The Supreme Court of Canada on Friday upheld the right of Wal-Mart Inc., the world's largest retailer, to close its operations in Jonquiere, Quebec, shortly after a union attempted to organize employees in 2005. In a 6-3 decision, the court held that there was no law or precedent that forced an employer to stay in business. The suit was filed by laid off Wal-Mart workers who claimed that the retailer violated labor laws by shutting down its operations while negotiations were taking place for a collective agreement. The former employees also alleged that Wal-Mart had a history of being anti-union and that the closure of the store was a direct attack against the employees being involved with the union. The former employees brought suit under section 17 of the Quebec Labour Code, which states that an employee may not be sanctioned for exercising any right under the Code. The court indicated that the former employees could have brought suit under section 12 instead, noting that:Ain't that some shit? Kinda makes you go hmmmm...I knew Wally World was staunchly anti-union...but to close a store? And do NOT tell me it was closed for business reasons because that is total horseshit. Walmart closed a meat dept in a TX store because they unionized under the meat cutters national union:
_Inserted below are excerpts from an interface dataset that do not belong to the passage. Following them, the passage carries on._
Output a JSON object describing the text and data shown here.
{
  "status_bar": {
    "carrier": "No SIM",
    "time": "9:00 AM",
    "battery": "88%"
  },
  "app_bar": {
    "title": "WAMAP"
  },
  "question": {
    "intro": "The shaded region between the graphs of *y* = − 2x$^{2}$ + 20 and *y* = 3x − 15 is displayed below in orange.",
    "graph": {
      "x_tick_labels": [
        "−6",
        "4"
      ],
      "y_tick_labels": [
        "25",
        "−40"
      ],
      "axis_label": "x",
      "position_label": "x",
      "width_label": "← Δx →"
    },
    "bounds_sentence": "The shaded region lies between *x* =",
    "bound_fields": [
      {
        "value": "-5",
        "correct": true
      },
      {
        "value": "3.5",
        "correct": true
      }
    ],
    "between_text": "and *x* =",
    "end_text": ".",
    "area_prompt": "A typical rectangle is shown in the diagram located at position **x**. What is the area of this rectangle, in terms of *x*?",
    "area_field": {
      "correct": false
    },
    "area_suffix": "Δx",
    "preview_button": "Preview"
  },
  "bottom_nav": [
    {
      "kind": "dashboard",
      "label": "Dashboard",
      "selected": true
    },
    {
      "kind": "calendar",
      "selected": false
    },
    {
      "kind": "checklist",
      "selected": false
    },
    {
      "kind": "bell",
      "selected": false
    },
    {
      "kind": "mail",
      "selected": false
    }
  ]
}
A claim under s. 12 is logical because the essential thrust of the appellant's position is not that he alone or with some colleagues was singled out for discriminatory treatment but that Wal-Mart targeted generally the rights of all employees at the Jonquiere store (and elsewhere). Jobs were lost not only by union supporters but by others who were indifferent about the union or who were altogether against union representation.
Wal-Mart claims that it closed the store due to poor financial performance coupled with demands by the United Food and Commercial Workers Union to hire more employees pursuant to the first collective agreement. Wal-mart won both at the Quebec Superior Court and the Quebec Court of Appeals. This was the first North American Wal-Mart to become unionized.
The world's largest retail chain has fiercely and successfully resisted unionization attempts at its 3,600 stores in the United States. Its closest call ended in Texas in 2000 when the store eliminated its meat department after 11 meat cutters voted to join a union. United Food and Commercial Workers is mounting a fresh campaign to organize Wal-Mart workers in the United States, a push it says has been given impetus by recent legal action and a former company vice president's contention that he surreptitiously organized anti-union activities.Fuckers...Sam Walton and his relatives can take a long walk off a very short pier. I know..Sam is dead but his smarmy 'vision' remains intact.